Randy Orton defeats The Fiend
WrestleMania 37 kicked off with one of the most heavily promoted matches of the show: Randy Orton versus The Fiend. After a thankfully short match, Randy Orton pinned The Fiend with an RKO.
Randy Orton came out in white tights — some WreslteMania pizzaz for you. Then we got The Fiend’s entrance.
We see him walking through a walkway where he transforms from the burnt Fiend to the “normal” one, albiet with a slightly new mask. Then Alexa Bliss comes out in her Firefly Funhouse form, and walks to a jack in the box that’s set up near the ring. She turns the handle, to the tune of Pop Goes the Weasel, and out comes The Fiend.
The match itself was like an average Raw bout. They had a straightforward wrestling match until Alexa Bliss appeared on top of the Jack in the Box from which The Fiend appeared. She was… I don’t know, covered in ink or blood or something. The Fiend was confused, and Orton hit an RKO for the pin.
After the match, Bliss and The Fiend stared at each other and then the lights went out and both vanished. The crowd booed.

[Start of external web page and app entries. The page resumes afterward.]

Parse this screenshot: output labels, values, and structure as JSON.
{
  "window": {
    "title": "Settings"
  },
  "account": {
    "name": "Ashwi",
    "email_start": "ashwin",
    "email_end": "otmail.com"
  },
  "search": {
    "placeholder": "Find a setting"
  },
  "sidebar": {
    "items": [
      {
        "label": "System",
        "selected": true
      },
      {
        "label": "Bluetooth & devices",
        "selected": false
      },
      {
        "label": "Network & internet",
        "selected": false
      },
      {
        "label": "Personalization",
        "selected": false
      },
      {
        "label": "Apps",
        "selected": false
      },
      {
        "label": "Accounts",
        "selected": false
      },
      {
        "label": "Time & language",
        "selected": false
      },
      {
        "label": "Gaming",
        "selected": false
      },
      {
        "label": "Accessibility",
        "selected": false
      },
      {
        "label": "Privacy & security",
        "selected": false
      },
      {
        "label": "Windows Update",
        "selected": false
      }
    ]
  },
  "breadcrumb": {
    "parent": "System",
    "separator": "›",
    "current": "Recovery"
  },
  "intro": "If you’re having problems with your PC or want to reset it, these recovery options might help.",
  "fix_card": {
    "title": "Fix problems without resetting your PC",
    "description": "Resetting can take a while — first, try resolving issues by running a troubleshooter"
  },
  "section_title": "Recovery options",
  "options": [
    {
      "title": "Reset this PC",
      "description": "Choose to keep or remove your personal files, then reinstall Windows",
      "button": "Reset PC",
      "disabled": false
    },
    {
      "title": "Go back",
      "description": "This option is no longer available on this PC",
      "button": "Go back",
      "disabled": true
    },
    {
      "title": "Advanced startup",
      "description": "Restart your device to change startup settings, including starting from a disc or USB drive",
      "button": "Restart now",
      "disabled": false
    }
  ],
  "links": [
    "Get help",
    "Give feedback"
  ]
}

Rating: 1 star. This is just preposterous. Randy Orton burned The Fiend to a crisp, and that culminated with… a wrestling match. Where they actually just hit normal wrestling moves. If The Fiend can literally defy the laws of life and death, why do we care if he got hit with a DDT? How could an RKO possibly keep him down? It’s just stupid.